Miss Townsend abruptly stood, clapped her hands for attention, and announced that they would break up into groups by year, each regrouping in their respective classroom. The pilot and navigator would speak with the upper and lower sixth, the flight engineer with the fifth form, and so on. The assembly then dissolved.
Ten minutes later Terry shyly joined the assembled Third Form, and Georgina felt the wave of disappointment roll over her pupils. Because Miss Townsend had dispersed the assembly before he spoke, nobody knew what he did or why it was important. His bulky sergeant’s uniform looked too big for him, while his slight stature, irregular face and dark-framed glasses robbed him of all glamour. Georgina overheard a boy ask whether the RAF was so ‘hard up’ that it had to take men who were half-blind.
Georgina glanced at Mr Willoughby. He thumped his cane vigorously and bellowed: “Silence! We have a visitor!” As a modicum of quiet spread, he turned to Georgina. “Miss Reddings? Would you like to make the introduction?”
Grateful for his intervention, Georgia hastened to the front of the classroom and turned to face the children. “Sergeant Tibble didn’t get a chance to tell you about his trade in assembly, but before he does that, I want to share with you what his pilot told me: Wireless Operator Tibble saved the lives of the entire crew when the aircraft was very low on fuel after a long flight and their airfield was closed due to fog. They diverted to another station, only to find many aircraft already circling to land. Fortunately, Sergeant Tibble identified an airfield which could accommodate them and provided the weather information necessary for the pilot to fly there safely below the cloud. So never underestimate the importance of a wireless operator.”
These words did the trick; interest in Terry increased — although Terry muttered as he passed Georgina on the way to the podium, “If the skipper said all that, he was lying.”
In only a few humble sentences he explained his job before admitting, “And no, I can’t see very well. That’s why I wear these.” He drew attention to his glasses. “But in my job, it’s not your eyes that count — it’s your ears.” He pointed to his ears before adding, “And the hardest part is learning Morse Code. Do you know what Morse is?”
A general mumble suggested most of the pupils had at least heard of it. Terry turned to the blackboard and briskly wrote down the letters of the alphabet and their Morse equivalents. “Now listen!” he commanded as he drew a whistle out of his pocket. “Who can tell me what letter this is?” He blew three short and one long blasts. A dozen children raised their hands and several waved them wildly.

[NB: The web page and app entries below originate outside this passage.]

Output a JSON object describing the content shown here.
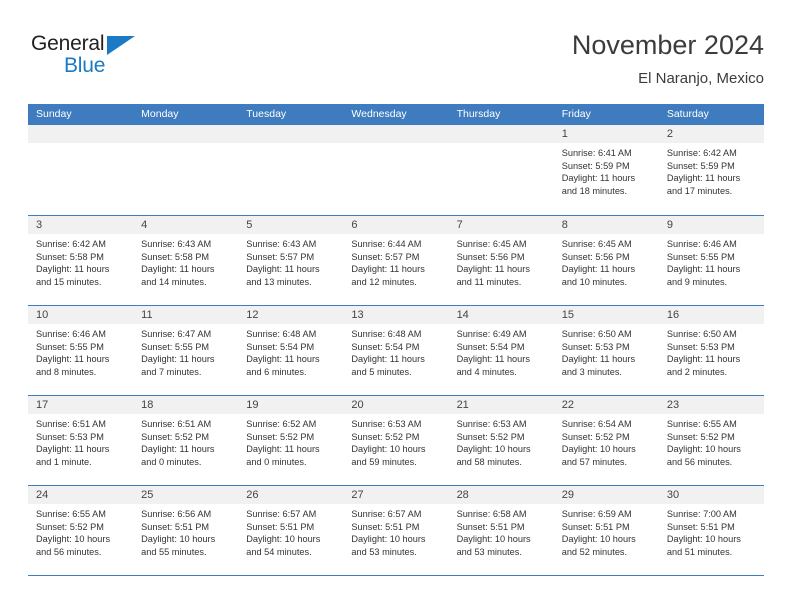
{
  "brand": {
    "name_top": "General",
    "name_bottom": "Blue",
    "triangle_color": "#1b7ac4",
    "text_color": "#231f20"
  },
  "header": {
    "title": "November 2024",
    "subtitle": "El Naranjo, Mexico"
  },
  "colors": {
    "header_blue": "#3f7cbf",
    "daynum_band": "#f1f1f1",
    "body_text": "#333333"
  },
  "weekdays": [
    "Sunday",
    "Monday",
    "Tuesday",
    "Wednesday",
    "Thursday",
    "Friday",
    "Saturday"
  ],
  "weeks": [
    [
      {
        "day": "",
        "empty": true
      },
      {
        "day": "",
        "empty": true
      },
      {
        "day": "",
        "empty": true
      },
      {
        "day": "",
        "empty": true
      },
      {
        "day": "",
        "empty": true
      },
      {
        "day": "1",
        "sunrise": "Sunrise: 6:41 AM",
        "sunset": "Sunset: 5:59 PM",
        "daylight": "Daylight: 11 hours and 18 minutes."
      },
      {
        "day": "2",
        "sunrise": "Sunrise: 6:42 AM",
        "sunset": "Sunset: 5:59 PM",
        "daylight": "Daylight: 11 hours and 17 minutes."
      }
    ],
    [
      {
        "day": "3",
        "sunrise": "Sunrise: 6:42 AM",
        "sunset": "Sunset: 5:58 PM",
        "daylight": "Daylight: 11 hours and 15 minutes."
      },
      {
        "day": "4",
        "sunrise": "Sunrise: 6:43 AM",
        "sunset": "Sunset: 5:58 PM",
        "daylight": "Daylight: 11 hours and 14 minutes."
      },
      {
        "day": "5",
        "sunrise": "Sunrise: 6:43 AM",
        "sunset": "Sunset: 5:57 PM",
        "daylight": "Daylight: 11 hours and 13 minutes."
      },
      {
        "day": "6",
        "sunrise": "Sunrise: 6:44 AM",
        "sunset": "Sunset: 5:57 PM",
        "daylight": "Daylight: 11 hours and 12 minutes."
      },
      {
        "day": "7",
        "sunrise": "Sunrise: 6:45 AM",
        "sunset": "Sunset: 5:56 PM",
        "daylight": "Daylight: 11 hours and 11 minutes."
      },
      {
        "day": "8",
        "sunrise": "Sunrise: 6:45 AM",
        "sunset": "Sunset: 5:56 PM",
        "daylight": "Daylight: 11 hours and 10 minutes."
      },
      {
        "day": "9",
        "sunrise": "Sunrise: 6:46 AM",
        "sunset": "Sunset: 5:55 PM",
        "daylight": "Daylight: 11 hours and 9 minutes."
      }
    ],
    [
      {
        "day": "10",
        "sunrise": "Sunrise: 6:46 AM",
        "sunset": "Sunset: 5:55 PM",
        "daylight": "Daylight: 11 hours and 8 minutes."
      },
      {
        "day": "11",
        "sunrise": "Sunrise: 6:47 AM",
        "sunset": "Sunset: 5:55 PM",
        "daylight": "Daylight: 11 hours and 7 minutes."
      },
      {
        "day": "12",
        "sunrise": "Sunrise: 6:48 AM",
        "sunset": "Sunset: 5:54 PM",
        "daylight": "Daylight: 11 hours and 6 minutes."
      },
      {
        "day": "13",
        "sunrise": "Sunrise: 6:48 AM",
        "sunset": "Sunset: 5:54 PM",
        "daylight": "Daylight: 11 hours and 5 minutes."
      },
      {
        "day": "14",
        "sunrise": "Sunrise: 6:49 AM",
        "sunset": "Sunset: 5:54 PM",
        "daylight": "Daylight: 11 hours and 4 minutes."
      },
      {
        "day": "15",
        "sunrise": "Sunrise: 6:50 AM",
        "sunset": "Sunset: 5:53 PM",
        "daylight": "Daylight: 11 hours and 3 minutes."
      },
      {
        "day": "16",
        "sunrise": "Sunrise: 6:50 AM",
        "sunset": "Sunset: 5:53 PM",
        "daylight": "Daylight: 11 hours and 2 minutes."
      }
    ],
    [
      {
        "day": "17",
        "sunrise": "Sunrise: 6:51 AM",
        "sunset": "Sunset: 5:53 PM",
        "daylight": "Daylight: 11 hours and 1 minute."
      },
      {
        "day": "18",
        "sunrise": "Sunrise: 6:51 AM",
        "sunset": "Sunset: 5:52 PM",
        "daylight": "Daylight: 11 hours and 0 minutes."
      },
      {
        "day": "19",
        "sunrise": "Sunrise: 6:52 AM",
        "sunset": "Sunset: 5:52 PM",
        "daylight": "Daylight: 11 hours and 0 minutes."
      },
      {
        "day": "20",
        "sunrise": "Sunrise: 6:53 AM",
        "sunset": "Sunset: 5:52 PM",
        "daylight": "Daylight: 10 hours and 59 minutes."
      },
      {
        "day": "21",
        "sunrise": "Sunrise: 6:53 AM",
        "sunset": "Sunset: 5:52 PM",
        "daylight": "Daylight: 10 hours and 58 minutes."
      },
      {
        "day": "22",
        "sunrise": "Sunrise: 6:54 AM",
        "sunset": "Sunset: 5:52 PM",
        "daylight": "Daylight: 10 hours and 57 minutes."
      },
      {
        "day": "23",
        "sunrise": "Sunrise: 6:55 AM",
        "sunset": "Sunset: 5:52 PM",
        "daylight": "Daylight: 10 hours and 56 minutes."
      }
    ],
    [
      {
        "day": "24",
        "sunrise": "Sunrise: 6:55 AM",
        "sunset": "Sunset: 5:52 PM",
        "daylight": "Daylight: 10 hours and 56 minutes."
      },
      {
        "day": "25",
        "sunrise": "Sunrise: 6:56 AM",
        "sunset": "Sunset: 5:51 PM",
        "daylight": "Daylight: 10 hours and 55 minutes."
      },
      {
        "day": "26",
        "sunrise": "Sunrise: 6:57 AM",
        "sunset": "Sunset: 5:51 PM",
        "daylight": "Daylight: 10 hours and 54 minutes."
      },
      {
        "day": "27",
        "sunrise": "Sunrise: 6:57 AM",
        "sunset": "Sunset: 5:51 PM",
        "daylight": "Daylight: 10 hours and 53 minutes."
      },
      {
        "day": "28",
        "sunrise": "Sunrise: 6:58 AM",
        "sunset": "Sunset: 5:51 PM",
        "daylight": "Daylight: 10 hours and 53 minutes."
      },
      {
        "day": "29",
        "sunrise": "Sunrise: 6:59 AM",
        "sunset": "Sunset: 5:51 PM",
        "daylight": "Daylight: 10 hours and 52 minutes."
      },
      {
        "day": "30",
        "sunrise": "Sunrise: 7:00 AM",
        "sunset": "Sunset: 5:51 PM",
        "daylight": "Daylight: 10 hours and 51 minutes."
      }
    ]
  ]
}
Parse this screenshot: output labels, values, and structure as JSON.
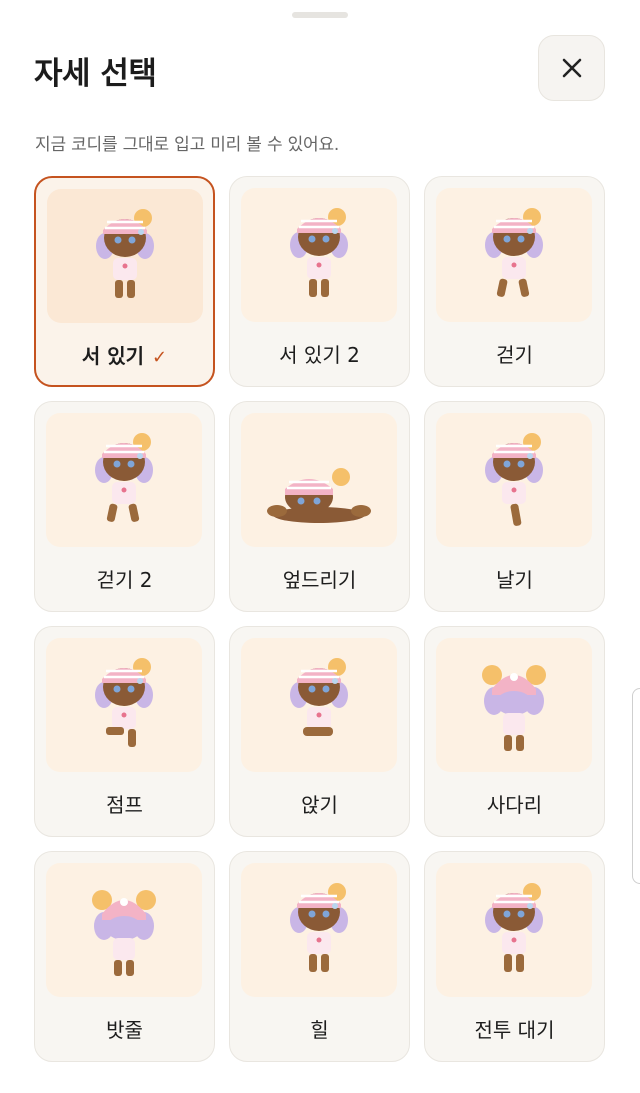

“Just shout out the letter to me,” Terry told the children. Delighted, the children did. “That’s right! It’s V for Victory,” Terry confirmed. Turning to Georgina, he asked “Do you want to try?” She declined. “What about you, sir?” Terry asked Mr Willoughby.
The former sergeant major took the whistle to blow S-O-S. Again, many pupils recognised it. “So,” he asked, “what about this?” Excited shouts from the children correctly identified “BBC”. With a stiff bow, Willoughby turned the whistle back over to Terry.
“Ready for whole words?” Terry asked, and the whole room responded in a loud, shouted affirmative. Georgina couldn’t remember the children being so excited and involved in anything before.
To great and escalating enthusiasm, Terry blew: “England,” followed by “Kirkby” and “Lincoln.”
“Shall we do a whole phrase?” Terry asked them. Georgina and Willoughby exchanged a smile as the children shrilly demanded more.
Terry attempted “God save the King!” — but they guessed the phrase after the first two words, so Terry announced he’d do something more difficult. Before he could finish, the bell rang. Their time was up.
Click Follow to receive emails when this author adds content on Bublish